  24. ^ a b c "The "Vomit Comets" - Fast ferries on Cook Strait -". Retrieved 21 November 2010.
  25. ^ Environment Co-ordination Department Report – June 2003 [Report] (PDF). Wellington, New Zealand: Greater Wellington Regional Council. 2003. p. 22.
  26. ^ a b Knell, Conor; Fuller, Piers (25 January 2023). "Wellington harbour to get new wharf, ferry terminal building". Stuff. Archived from the original on 1 June 2023. Retrieved 1 June 2023.
  27. ^ "Kaiwharawhara makes cut as site for new multi user ferry terminal". Greater Wellington Regional Council. 24 February 2022. Archived from the original on 1 June 2023. Retrieved 1 June 2023.
  28. ^ "Kaiwharawhara Wellington Ferry Terminal Redevelopment". Ministry for the Environment. 11 February 2022. Archived from the original on 1 June 2023. Retrieved 1 June 2023.

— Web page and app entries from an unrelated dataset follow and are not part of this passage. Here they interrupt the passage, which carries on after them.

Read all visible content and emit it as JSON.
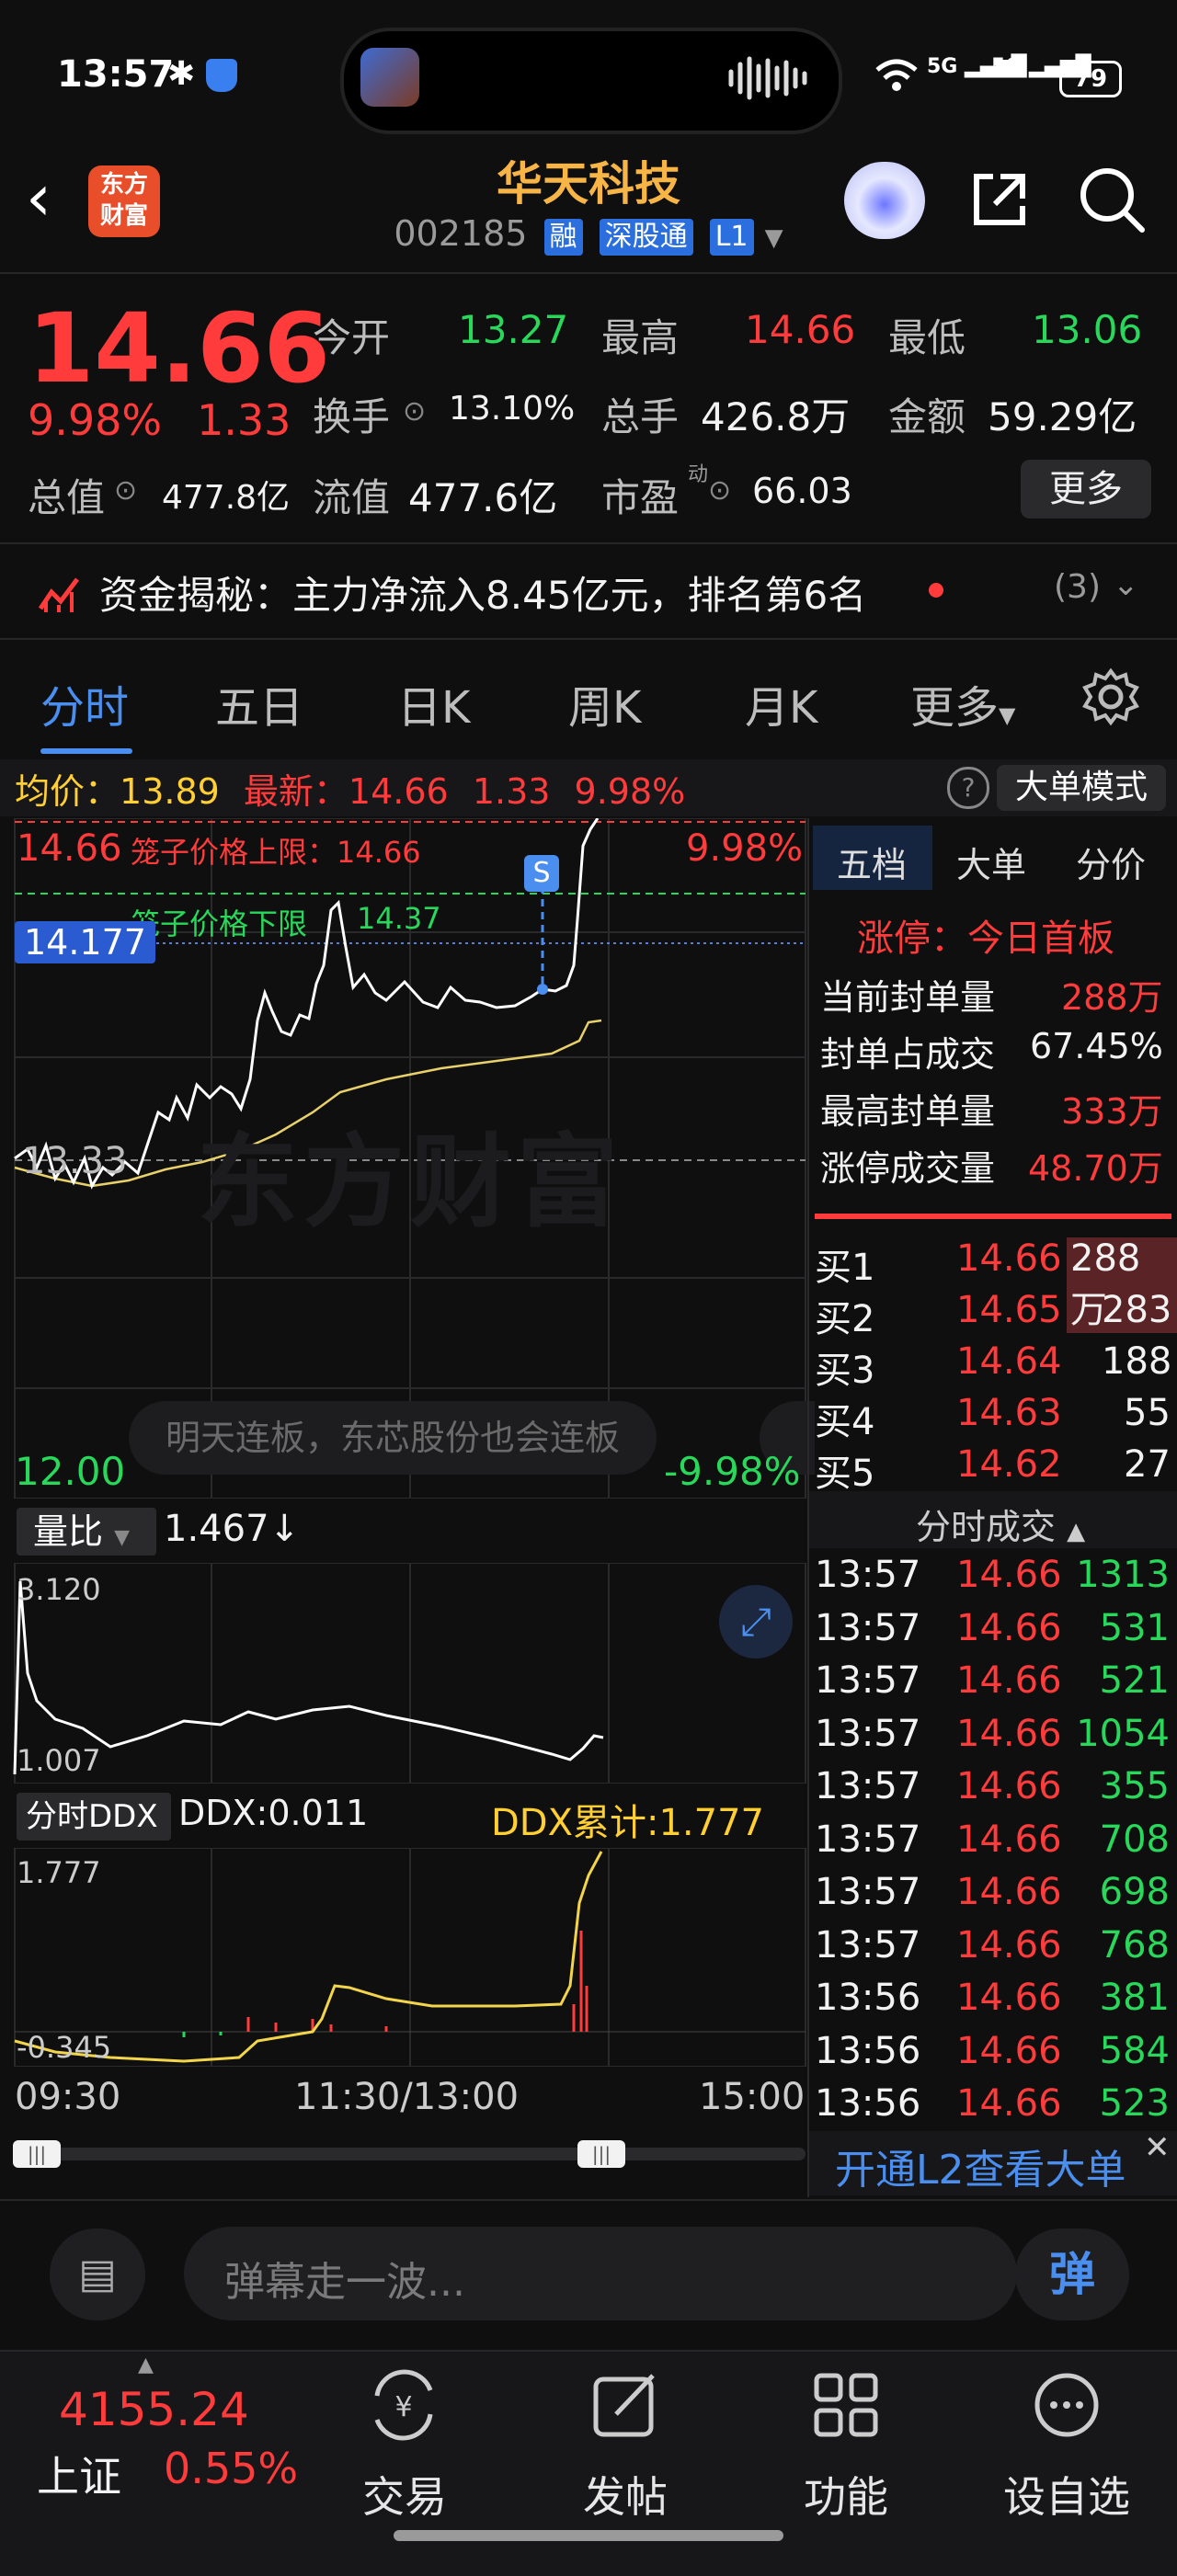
{
  "status_bar": {
    "time": "13:57",
    "battery": "79",
    "net1": "5G",
    "net2": "5G"
  },
  "header": {
    "logo_line1": "东方",
    "logo_line2": "财富",
    "stock_name": "华天科技",
    "code": "002185",
    "tags": [
      "融",
      "深股通",
      "L1"
    ]
  },
  "quote": {
    "price": "14.66",
    "change_pct": "9.98%",
    "change": "1.33",
    "open_label": "今开",
    "open": "13.27",
    "high_label": "最高",
    "high": "14.66",
    "low_label": "最低",
    "low": "13.06",
    "turnover_label": "换手",
    "turnover": "13.10%",
    "volume_label": "总手",
    "volume": "426.8万",
    "amount_label": "金额",
    "amount": "59.29亿",
    "mcap_label": "总值",
    "mcap": "477.8亿",
    "float_label": "流值",
    "float": "477.6亿",
    "pe_label": "市盈",
    "pe_sup": "动",
    "pe": "66.03",
    "more": "更多"
  },
  "funds": {
    "text": "资金揭秘：主力净流入8.45亿元，排名第6名",
    "count": "(3)"
  },
  "tabs": [
    "分时",
    "五日",
    "日K",
    "周K",
    "月K",
    "更多"
  ],
  "chart_header": {
    "avg_label": "均价：",
    "avg": "13.89",
    "latest_label": "最新：",
    "latest": "14.66",
    "latest_chg": "1.33",
    "latest_pct": "9.98%",
    "mode_button": "大单模式"
  },
  "chart": {
    "y_top": "14.66",
    "pct_top": "9.98%",
    "upper_limit_label": "笼子价格上限：14.66",
    "lower_limit_label": "笼子价格下限",
    "lower_limit_val": "14.37",
    "crosshair_price": "14.177",
    "mid_price": "13.33",
    "y_bottom": "12.00",
    "pct_bottom": "-9.98%",
    "marker": "S",
    "watermark": "东方财富",
    "danmu": "明天连板，东芯股份也会连板"
  },
  "ratio_panel": {
    "label": "量比",
    "value": "1.467↓",
    "top": "3.120",
    "bottom": "1.007"
  },
  "ddx_panel": {
    "label": "分时DDX",
    "ddx": "DDX:0.011",
    "ddx_total": "DDX累计:1.777",
    "top": "1.777",
    "bottom": "-0.345"
  },
  "time_axis": [
    "09:30",
    "11:30/13:00",
    "15:00"
  ],
  "right_panel": {
    "tabs": [
      "五档",
      "大单",
      "分价"
    ],
    "limit_title": "涨停：今日首板",
    "stats": [
      {
        "label": "当前封单量",
        "value": "288万"
      },
      {
        "label": "封单占成交",
        "value": "67.45%"
      },
      {
        "label": "最高封单量",
        "value": "333万"
      },
      {
        "label": "涨停成交量",
        "value": "48.70万"
      }
    ],
    "book": [
      {
        "label": "买1",
        "price": "14.66",
        "vol": "288万"
      },
      {
        "label": "买2",
        "price": "14.65",
        "vol": "283"
      },
      {
        "label": "买3",
        "price": "14.64",
        "vol": "188"
      },
      {
        "label": "买4",
        "price": "14.63",
        "vol": "55"
      },
      {
        "label": "买5",
        "price": "14.62",
        "vol": "27"
      }
    ],
    "ticks_title": "分时成交",
    "ticks": [
      {
        "time": "13:57",
        "price": "14.66",
        "vol": "1313"
      },
      {
        "time": "13:57",
        "price": "14.66",
        "vol": "531"
      },
      {
        "time": "13:57",
        "price": "14.66",
        "vol": "521"
      },
      {
        "time": "13:57",
        "price": "14.66",
        "vol": "1054"
      },
      {
        "time": "13:57",
        "price": "14.66",
        "vol": "355"
      },
      {
        "time": "13:57",
        "price": "14.66",
        "vol": "708"
      },
      {
        "time": "13:57",
        "price": "14.66",
        "vol": "698"
      },
      {
        "time": "13:57",
        "price": "14.66",
        "vol": "768"
      },
      {
        "time": "13:56",
        "price": "14.66",
        "vol": "381"
      },
      {
        "time": "13:56",
        "price": "14.66",
        "vol": "584"
      },
      {
        "time": "13:56",
        "price": "14.66",
        "vol": "523"
      }
    ],
    "l2_link": "开通L2查看大单"
  },
  "danmu_input": {
    "placeholder": "弹幕走一波...",
    "send": "弹"
  },
  "bottom_nav": {
    "index_value": "4155.24",
    "index_name": "上证",
    "index_pct": "0.55%",
    "items": [
      "交易",
      "发帖",
      "功能",
      "设自选"
    ]
  }
}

  29. ^ "Interislander ferry fleet project to wind down after being denied further government funding". Radio New Zealand. 13 December 2023. Archived from the original on 13 December 2023. Retrieved 15 December 2023.
  30. ^ Palmer, Russell (14 December 2023). "National, Labour firing broadsides after Cook Strait ferry project founders". Radio New Zealand. Archived from the original on 14 December 2023. Retrieved 15 December 2023.
  31. ^ "Finance minister should resign over scrapping of Interislander upgrade funding - unions". Radio New Zealand. 13 December 2023. Archived from the original on 14 December 2023. Retrieved 15 December 2023.
  32. ^ "KiwiRail leases additional ferry 'The Valentine' as demand on Cook Strait freight grows". Newshub. Retrieved 20 September 2022.
  33. ^ Hunt, Tom (12 September 2022). "Leased freight ferry Valentine permanently added to Interislander fleet". Stuff. Retrieved 20 September 2022.
  34. ^ "Kiwirail to sell freight-only ferry just six months after buying it". RNZ. 19 June 2023. Retrieved 19 June 2023.


  • Bromby, Robin (2003). Rails that built a Nation: An Encyclopaedia of New Zealand Railways. Wellington: Grantham House. ISBN 1-86934-080-9.
  • Leitch, David; Stott, Bob (1988). New Zealand Railways: The First 125 Years. Auckland: Heinemann Reed. ISBN 0-7900-0000-8.

External links[edit]